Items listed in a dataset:
※

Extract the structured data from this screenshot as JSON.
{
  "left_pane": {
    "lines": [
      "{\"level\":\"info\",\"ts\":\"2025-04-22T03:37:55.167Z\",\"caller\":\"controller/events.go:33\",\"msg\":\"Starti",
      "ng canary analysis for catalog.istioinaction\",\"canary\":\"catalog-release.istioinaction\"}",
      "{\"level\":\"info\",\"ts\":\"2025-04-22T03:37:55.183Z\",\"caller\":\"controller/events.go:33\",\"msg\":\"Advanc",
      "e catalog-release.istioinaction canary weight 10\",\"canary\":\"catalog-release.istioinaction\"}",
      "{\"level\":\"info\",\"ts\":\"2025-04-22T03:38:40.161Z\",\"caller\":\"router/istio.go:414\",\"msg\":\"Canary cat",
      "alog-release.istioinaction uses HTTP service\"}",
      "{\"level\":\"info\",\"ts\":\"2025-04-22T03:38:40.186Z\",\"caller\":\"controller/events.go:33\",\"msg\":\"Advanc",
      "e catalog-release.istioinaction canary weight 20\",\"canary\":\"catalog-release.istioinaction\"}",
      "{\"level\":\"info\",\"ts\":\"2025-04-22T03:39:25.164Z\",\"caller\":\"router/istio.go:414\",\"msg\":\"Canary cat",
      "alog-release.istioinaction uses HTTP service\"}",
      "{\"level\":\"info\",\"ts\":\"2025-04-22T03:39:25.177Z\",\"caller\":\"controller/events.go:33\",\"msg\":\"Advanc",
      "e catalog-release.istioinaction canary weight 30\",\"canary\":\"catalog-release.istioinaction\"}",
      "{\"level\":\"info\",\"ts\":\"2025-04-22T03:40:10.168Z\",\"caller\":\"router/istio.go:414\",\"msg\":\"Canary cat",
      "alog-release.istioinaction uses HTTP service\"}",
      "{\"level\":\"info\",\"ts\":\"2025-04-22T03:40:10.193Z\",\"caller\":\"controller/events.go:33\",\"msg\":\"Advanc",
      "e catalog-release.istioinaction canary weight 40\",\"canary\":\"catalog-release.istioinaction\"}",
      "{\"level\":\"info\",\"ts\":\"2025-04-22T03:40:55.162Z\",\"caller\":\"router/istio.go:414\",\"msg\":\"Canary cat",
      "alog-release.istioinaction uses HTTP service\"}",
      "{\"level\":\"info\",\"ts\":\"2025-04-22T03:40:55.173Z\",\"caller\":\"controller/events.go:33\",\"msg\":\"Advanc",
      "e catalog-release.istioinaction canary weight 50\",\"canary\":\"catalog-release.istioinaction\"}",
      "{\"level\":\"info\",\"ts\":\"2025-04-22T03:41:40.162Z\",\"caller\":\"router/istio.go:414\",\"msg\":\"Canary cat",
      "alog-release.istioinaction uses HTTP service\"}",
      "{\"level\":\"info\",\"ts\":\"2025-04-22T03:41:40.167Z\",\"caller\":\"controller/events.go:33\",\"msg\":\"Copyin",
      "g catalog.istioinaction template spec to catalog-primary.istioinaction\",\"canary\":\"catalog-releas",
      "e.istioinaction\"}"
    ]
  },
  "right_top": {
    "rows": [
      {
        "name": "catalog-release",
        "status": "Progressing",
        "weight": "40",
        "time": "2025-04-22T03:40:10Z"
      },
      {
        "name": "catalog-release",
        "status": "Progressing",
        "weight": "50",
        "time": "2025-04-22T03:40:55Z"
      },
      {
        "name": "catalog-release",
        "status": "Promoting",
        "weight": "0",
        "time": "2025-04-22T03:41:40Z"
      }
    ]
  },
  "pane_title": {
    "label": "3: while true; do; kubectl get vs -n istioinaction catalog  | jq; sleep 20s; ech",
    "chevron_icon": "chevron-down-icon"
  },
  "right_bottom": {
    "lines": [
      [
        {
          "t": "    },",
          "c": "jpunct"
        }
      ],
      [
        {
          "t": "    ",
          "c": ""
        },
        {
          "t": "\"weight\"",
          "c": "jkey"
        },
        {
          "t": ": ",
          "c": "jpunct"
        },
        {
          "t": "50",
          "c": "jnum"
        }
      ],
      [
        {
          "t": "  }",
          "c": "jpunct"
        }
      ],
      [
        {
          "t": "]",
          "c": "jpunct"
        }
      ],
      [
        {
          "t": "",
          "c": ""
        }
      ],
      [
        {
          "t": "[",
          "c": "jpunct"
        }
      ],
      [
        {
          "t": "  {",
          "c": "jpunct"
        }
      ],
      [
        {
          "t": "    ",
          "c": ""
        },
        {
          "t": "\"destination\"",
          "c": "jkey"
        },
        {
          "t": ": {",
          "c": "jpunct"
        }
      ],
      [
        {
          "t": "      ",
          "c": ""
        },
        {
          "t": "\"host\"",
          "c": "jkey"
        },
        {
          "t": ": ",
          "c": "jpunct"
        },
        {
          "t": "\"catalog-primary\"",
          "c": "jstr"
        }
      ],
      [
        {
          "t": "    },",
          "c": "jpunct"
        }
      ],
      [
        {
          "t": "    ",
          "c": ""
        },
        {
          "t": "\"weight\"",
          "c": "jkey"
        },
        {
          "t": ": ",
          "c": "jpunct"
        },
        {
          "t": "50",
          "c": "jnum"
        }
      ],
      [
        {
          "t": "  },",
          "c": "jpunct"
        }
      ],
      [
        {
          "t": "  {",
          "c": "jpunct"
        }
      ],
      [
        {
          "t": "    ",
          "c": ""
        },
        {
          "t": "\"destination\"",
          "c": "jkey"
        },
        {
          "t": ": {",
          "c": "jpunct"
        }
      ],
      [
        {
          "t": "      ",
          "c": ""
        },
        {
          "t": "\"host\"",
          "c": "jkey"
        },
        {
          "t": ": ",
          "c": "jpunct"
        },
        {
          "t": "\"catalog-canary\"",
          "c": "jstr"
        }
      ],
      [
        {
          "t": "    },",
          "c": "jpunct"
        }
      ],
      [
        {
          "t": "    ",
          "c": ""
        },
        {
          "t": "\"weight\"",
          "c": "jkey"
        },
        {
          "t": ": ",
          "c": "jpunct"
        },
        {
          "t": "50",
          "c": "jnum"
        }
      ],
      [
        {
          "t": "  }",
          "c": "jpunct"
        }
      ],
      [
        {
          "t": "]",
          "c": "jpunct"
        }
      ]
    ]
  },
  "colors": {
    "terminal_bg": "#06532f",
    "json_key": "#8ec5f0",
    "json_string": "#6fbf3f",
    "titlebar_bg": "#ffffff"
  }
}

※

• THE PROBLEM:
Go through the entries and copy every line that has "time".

• SOLUTION:
        "time": "2025-04-22T03:40:10Z"
        "time": "2025-04-22T03:40:55Z"
        "time": "2025-04-22T03:41:40Z"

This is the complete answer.